What lines in the records include the string "screenshot"? Return each one.

________________________

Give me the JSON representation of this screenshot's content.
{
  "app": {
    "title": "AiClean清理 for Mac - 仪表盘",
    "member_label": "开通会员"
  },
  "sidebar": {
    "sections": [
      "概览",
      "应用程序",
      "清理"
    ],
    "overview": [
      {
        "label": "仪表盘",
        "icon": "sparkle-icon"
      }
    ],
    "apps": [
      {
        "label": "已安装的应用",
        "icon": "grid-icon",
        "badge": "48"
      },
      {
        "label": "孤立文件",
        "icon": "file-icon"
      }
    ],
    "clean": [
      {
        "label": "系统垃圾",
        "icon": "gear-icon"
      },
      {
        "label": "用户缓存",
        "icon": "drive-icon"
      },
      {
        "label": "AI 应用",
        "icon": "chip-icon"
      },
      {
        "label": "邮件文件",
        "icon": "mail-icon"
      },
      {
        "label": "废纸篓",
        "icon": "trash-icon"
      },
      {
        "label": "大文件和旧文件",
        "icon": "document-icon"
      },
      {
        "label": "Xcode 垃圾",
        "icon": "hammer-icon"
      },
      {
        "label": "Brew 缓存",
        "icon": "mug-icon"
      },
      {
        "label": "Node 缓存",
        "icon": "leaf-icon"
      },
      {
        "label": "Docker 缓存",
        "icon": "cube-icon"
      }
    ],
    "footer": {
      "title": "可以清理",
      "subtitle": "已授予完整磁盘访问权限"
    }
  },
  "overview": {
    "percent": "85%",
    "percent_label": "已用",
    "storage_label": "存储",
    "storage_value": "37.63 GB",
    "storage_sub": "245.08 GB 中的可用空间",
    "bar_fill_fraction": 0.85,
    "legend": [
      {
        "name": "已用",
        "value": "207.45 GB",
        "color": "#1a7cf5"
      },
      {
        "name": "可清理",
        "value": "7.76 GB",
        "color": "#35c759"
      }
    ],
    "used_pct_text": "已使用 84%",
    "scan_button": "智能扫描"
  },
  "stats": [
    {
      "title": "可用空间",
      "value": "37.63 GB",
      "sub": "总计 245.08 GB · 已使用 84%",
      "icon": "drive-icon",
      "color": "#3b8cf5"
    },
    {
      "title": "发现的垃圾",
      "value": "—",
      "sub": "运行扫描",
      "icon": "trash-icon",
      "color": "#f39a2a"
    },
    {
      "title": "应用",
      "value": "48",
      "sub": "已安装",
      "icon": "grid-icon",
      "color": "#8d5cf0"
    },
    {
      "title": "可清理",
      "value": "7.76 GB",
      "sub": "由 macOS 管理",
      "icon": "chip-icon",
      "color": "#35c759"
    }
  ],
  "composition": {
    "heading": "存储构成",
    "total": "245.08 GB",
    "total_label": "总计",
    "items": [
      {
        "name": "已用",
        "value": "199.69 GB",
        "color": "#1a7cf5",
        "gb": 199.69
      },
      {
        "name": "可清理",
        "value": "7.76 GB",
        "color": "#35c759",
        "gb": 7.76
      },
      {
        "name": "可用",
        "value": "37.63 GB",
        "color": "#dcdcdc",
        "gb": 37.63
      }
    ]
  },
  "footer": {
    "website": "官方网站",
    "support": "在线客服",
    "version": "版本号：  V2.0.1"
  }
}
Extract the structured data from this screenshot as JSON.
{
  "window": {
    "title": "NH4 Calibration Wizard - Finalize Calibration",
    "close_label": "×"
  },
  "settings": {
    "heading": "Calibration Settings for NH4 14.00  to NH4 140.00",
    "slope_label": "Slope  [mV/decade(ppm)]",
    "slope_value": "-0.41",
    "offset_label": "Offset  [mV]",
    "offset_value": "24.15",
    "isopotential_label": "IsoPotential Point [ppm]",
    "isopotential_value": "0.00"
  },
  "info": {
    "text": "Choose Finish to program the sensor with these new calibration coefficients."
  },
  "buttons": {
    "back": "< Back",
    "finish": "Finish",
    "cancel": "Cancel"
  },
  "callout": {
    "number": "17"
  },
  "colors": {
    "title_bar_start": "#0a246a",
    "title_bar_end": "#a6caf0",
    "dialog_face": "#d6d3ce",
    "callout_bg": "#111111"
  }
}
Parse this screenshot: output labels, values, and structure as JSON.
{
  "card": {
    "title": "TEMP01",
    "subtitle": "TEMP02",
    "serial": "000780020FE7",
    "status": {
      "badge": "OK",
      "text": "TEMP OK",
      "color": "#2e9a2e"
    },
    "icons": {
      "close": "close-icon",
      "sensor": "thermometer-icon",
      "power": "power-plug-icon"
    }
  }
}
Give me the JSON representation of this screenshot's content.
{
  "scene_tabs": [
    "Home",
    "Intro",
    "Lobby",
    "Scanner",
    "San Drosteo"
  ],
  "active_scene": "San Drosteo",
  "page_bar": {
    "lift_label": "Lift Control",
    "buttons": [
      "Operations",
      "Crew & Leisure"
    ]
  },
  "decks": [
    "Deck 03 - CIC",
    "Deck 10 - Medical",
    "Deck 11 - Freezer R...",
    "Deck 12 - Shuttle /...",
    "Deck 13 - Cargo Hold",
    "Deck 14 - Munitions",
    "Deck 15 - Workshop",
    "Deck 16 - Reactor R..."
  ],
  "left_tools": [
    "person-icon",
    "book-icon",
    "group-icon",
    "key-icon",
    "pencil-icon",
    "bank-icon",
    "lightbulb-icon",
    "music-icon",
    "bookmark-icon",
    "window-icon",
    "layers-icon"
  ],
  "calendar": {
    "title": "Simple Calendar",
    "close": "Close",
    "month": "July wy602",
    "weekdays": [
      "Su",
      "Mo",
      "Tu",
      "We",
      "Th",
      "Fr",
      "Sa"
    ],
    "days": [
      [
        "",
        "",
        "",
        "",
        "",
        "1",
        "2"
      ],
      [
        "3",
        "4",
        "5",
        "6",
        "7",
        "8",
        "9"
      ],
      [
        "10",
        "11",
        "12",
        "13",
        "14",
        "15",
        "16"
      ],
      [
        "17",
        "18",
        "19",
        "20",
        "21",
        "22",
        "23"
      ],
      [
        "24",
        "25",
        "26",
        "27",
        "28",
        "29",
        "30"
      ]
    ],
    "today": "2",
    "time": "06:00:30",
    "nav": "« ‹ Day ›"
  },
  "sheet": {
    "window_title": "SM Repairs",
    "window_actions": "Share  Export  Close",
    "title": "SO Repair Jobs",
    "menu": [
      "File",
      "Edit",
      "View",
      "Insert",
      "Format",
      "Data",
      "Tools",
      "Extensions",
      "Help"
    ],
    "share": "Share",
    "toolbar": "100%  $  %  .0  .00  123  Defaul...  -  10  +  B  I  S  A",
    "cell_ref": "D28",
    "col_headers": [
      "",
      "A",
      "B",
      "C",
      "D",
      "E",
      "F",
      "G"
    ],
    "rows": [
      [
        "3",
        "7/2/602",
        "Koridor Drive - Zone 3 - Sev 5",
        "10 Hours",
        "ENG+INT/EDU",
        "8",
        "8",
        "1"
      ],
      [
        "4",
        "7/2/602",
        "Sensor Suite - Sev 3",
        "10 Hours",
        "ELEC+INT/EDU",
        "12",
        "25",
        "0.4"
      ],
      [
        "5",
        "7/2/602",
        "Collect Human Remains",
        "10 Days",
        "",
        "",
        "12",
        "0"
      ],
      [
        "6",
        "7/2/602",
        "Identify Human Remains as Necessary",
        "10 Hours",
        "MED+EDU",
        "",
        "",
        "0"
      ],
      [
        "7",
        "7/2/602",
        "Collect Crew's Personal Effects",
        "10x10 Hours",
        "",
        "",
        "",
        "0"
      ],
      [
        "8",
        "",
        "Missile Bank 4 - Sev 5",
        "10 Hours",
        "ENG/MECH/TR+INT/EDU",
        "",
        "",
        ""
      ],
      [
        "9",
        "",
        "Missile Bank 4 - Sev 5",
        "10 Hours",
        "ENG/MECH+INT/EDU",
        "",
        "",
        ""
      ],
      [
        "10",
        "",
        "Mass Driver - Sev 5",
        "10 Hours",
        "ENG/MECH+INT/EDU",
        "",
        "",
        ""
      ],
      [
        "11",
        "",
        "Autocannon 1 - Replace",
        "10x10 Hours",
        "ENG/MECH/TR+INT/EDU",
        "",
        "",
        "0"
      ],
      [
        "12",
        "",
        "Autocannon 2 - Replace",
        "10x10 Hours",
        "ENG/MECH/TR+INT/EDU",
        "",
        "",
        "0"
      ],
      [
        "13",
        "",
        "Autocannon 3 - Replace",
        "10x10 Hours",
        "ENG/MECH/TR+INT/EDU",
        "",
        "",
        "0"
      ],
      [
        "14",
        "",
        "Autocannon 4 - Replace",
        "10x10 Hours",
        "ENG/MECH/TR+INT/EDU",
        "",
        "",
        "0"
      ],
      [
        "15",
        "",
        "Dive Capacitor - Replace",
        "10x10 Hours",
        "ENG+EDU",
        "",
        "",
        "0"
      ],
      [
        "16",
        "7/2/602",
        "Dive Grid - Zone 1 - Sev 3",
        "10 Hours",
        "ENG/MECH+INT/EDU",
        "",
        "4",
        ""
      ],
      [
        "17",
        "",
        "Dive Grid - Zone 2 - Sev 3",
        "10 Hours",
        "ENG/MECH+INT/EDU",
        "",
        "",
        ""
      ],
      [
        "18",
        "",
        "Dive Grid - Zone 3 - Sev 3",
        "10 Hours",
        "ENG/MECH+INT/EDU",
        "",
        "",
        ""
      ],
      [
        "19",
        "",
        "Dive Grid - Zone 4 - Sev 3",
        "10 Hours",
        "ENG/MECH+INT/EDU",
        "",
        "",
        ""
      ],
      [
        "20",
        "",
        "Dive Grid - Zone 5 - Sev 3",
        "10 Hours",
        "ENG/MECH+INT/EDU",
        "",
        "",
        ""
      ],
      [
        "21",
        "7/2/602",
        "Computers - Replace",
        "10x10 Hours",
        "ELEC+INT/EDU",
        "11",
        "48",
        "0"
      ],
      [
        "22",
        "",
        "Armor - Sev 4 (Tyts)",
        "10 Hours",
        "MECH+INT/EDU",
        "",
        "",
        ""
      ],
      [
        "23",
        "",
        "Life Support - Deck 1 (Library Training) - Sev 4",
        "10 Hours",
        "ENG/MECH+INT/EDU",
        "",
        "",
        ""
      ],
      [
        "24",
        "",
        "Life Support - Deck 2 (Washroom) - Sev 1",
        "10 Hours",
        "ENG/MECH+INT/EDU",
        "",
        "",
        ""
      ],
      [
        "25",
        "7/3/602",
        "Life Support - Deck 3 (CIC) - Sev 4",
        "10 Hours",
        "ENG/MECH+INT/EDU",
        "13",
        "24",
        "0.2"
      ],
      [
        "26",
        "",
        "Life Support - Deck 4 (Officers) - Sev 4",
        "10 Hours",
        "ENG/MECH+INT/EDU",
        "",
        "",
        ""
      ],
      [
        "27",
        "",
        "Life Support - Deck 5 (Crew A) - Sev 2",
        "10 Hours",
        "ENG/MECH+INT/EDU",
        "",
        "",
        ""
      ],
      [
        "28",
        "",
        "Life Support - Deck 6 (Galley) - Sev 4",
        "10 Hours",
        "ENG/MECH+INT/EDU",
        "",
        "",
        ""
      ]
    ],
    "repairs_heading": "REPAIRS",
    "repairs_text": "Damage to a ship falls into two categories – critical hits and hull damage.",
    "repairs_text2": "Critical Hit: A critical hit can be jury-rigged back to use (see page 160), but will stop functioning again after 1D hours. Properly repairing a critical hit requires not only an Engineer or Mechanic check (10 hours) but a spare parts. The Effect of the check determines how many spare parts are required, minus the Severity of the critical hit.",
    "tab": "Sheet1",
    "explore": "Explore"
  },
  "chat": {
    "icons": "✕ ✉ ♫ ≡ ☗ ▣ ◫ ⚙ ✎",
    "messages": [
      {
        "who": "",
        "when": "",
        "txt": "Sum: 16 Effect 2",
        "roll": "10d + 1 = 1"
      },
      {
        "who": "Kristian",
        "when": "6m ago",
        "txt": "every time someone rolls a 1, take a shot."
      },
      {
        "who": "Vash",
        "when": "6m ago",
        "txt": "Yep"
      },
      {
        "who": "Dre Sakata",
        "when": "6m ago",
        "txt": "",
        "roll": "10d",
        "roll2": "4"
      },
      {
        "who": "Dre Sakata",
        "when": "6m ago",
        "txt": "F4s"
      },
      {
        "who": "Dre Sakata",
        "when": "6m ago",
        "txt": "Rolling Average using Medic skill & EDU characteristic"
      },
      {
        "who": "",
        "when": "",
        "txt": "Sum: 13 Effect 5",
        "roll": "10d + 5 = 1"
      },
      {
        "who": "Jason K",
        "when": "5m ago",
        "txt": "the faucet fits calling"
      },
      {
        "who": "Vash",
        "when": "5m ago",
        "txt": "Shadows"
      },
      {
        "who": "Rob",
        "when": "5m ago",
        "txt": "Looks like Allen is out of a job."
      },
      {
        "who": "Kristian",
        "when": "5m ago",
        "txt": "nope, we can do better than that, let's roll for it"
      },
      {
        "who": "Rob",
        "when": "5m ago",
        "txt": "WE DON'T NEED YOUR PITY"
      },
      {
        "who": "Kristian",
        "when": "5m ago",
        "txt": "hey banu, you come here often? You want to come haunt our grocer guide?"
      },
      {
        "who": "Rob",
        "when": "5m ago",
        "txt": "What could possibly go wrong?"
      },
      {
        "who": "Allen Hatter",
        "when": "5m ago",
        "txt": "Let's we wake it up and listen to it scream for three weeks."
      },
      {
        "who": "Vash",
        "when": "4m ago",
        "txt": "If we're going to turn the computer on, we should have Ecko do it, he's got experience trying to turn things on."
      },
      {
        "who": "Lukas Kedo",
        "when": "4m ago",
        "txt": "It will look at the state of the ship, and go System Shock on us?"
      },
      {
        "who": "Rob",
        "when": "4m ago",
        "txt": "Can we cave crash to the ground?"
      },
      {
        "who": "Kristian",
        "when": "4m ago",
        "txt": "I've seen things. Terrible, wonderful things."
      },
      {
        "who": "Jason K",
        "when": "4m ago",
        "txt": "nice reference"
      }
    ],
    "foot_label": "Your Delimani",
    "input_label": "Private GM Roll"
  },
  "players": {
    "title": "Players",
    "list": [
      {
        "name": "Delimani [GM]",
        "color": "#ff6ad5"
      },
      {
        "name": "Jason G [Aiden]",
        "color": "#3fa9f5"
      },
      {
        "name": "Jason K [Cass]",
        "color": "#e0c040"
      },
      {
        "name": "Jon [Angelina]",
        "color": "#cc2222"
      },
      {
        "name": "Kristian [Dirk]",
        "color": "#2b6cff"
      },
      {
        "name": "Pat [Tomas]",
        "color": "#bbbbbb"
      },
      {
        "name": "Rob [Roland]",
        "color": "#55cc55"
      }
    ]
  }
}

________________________

**Answer space**
Give me the JSON representation of this screenshot's content.
Extract the structured data from this screenshot as JSON.
Parse this screenshot: output labels, values, and structure as JSON.
Give me the JSON representation of this screenshot's content.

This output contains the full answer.